(Interface dataset entries)

__________________________________________________

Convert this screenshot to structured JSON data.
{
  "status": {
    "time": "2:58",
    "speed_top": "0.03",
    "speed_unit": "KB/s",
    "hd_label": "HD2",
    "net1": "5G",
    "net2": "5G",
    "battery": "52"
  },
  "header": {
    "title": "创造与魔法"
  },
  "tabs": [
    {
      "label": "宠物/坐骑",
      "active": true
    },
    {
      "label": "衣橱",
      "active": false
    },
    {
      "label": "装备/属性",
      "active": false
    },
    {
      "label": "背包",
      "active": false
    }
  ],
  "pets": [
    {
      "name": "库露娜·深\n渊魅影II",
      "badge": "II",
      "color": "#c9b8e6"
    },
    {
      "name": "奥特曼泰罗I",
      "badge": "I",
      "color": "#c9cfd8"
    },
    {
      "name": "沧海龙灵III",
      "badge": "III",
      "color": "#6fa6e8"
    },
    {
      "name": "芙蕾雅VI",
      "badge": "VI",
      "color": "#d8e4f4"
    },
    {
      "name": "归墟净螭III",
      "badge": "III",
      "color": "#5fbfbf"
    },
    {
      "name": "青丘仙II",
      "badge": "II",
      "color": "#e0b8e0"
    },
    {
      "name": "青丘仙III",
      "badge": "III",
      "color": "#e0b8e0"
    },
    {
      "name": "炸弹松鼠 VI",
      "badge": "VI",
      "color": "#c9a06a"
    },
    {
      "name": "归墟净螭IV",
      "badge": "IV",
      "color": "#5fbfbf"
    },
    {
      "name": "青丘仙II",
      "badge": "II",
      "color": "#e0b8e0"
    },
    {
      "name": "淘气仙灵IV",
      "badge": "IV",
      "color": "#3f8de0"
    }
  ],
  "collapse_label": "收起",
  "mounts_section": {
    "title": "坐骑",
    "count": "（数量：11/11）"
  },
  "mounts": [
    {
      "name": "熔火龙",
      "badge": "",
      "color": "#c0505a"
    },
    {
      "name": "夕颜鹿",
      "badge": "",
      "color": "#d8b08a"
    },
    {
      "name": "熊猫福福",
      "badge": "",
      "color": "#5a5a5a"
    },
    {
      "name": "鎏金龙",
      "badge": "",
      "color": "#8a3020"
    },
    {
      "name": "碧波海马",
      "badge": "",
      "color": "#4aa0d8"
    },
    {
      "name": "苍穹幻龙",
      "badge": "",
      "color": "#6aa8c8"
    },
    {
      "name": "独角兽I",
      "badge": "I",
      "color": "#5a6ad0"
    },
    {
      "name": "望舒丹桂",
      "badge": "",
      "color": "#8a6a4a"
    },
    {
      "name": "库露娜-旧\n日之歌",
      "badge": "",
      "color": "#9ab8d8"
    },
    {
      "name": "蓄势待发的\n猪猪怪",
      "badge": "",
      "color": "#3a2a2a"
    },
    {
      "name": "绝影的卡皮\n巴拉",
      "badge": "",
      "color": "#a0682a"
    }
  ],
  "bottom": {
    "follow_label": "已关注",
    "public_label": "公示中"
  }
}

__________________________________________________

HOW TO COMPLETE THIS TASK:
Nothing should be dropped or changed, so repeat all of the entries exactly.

OUTPUT FOR THIS EXERCISE:
Convert this screenshot to structured JSON data.
{
  "status": {
    "time": "2:58",
    "speed_top": "0.03",
    "speed_unit": "KB/s",
    "hd_label": "HD2",
    "net1": "5G",
    "net2": "5G",
    "battery": "52"
  },
  "header": {
    "title": "创造与魔法"
  },
  "tabs": [
    {
      "label": "宠物/坐骑",
      "active": true
    },
    {
      "label": "衣橱",
      "active": false
    },
    {
      "label": "装备/属性",
      "active": false
    },
    {
      "label": "背包",
      "active": false
    }
  ],
  "pets": [
    {
      "name": "库露娜·深\n渊魅影II",
      "badge": "II",
      "color": "#c9b8e6"
    },
    {
      "name": "奥特曼泰罗I",
      "badge": "I",
      "color": "#c9cfd8"
    },
    {
      "name": "沧海龙灵III",
      "badge": "III",
      "color": "#6fa6e8"
    },
    {
      "name": "芙蕾雅VI",
      "badge": "VI",
      "color": "#d8e4f4"
    },
    {
      "name": "归墟净螭III",
      "badge": "III",
      "color": "#5fbfbf"
    },
    {
      "name": "青丘仙II",
      "badge": "II",
      "color": "#e0b8e0"
    },
    {
      "name": "青丘仙III",
      "badge": "III",
      "color": "#e0b8e0"
    },
    {
      "name": "炸弹松鼠 VI",
      "badge": "VI",
      "color": "#c9a06a"
    },
    {
      "name": "归墟净螭IV",
      "badge": "IV",
      "color": "#5fbfbf"
    },
    {
      "name": "青丘仙II",
      "badge": "II",
      "color": "#e0b8e0"
    },
    {
      "name": "淘气仙灵IV",
      "badge": "IV",
      "color": "#3f8de0"
    }
  ],
  "collapse_label": "收起",
  "mounts_section": {
    "title": "坐骑",
    "count": "（数量：11/11）"
  },
  "mounts": [
    {
      "name": "熔火龙",
      "badge": "",
      "color": "#c0505a"
    },
    {
      "name": "夕颜鹿",
      "badge": "",
      "color": "#d8b08a"
    },
    {
      "name": "熊猫福福",
      "badge": "",
      "color": "#5a5a5a"
    },
    {
      "name": "鎏金龙",
      "badge": "",
      "color": "#8a3020"
    },
    {
      "name": "碧波海马",
      "badge": "",
      "color": "#4aa0d8"
    },
    {
      "name": "苍穹幻龙",
      "badge": "",
      "color": "#6aa8c8"
    },
    {
      "name": "独角兽I",
      "badge": "I",
      "color": "#5a6ad0"
    },
    {
      "name": "望舒丹桂",
      "badge": "",
      "color": "#8a6a4a"
    },
    {
      "name": "库露娜-旧\n日之歌",
      "badge": "",
      "color": "#9ab8d8"
    },
    {
      "name": "蓄势待发的\n猪猪怪",
      "badge": "",
      "color": "#3a2a2a"
    },
    {
      "name": "绝影的卡皮\n巴拉",
      "badge": "",
      "color": "#a0682a"
    }
  ],
  "bottom": {
    "follow_label": "已关注",
    "public_label": "公示中"
  }
}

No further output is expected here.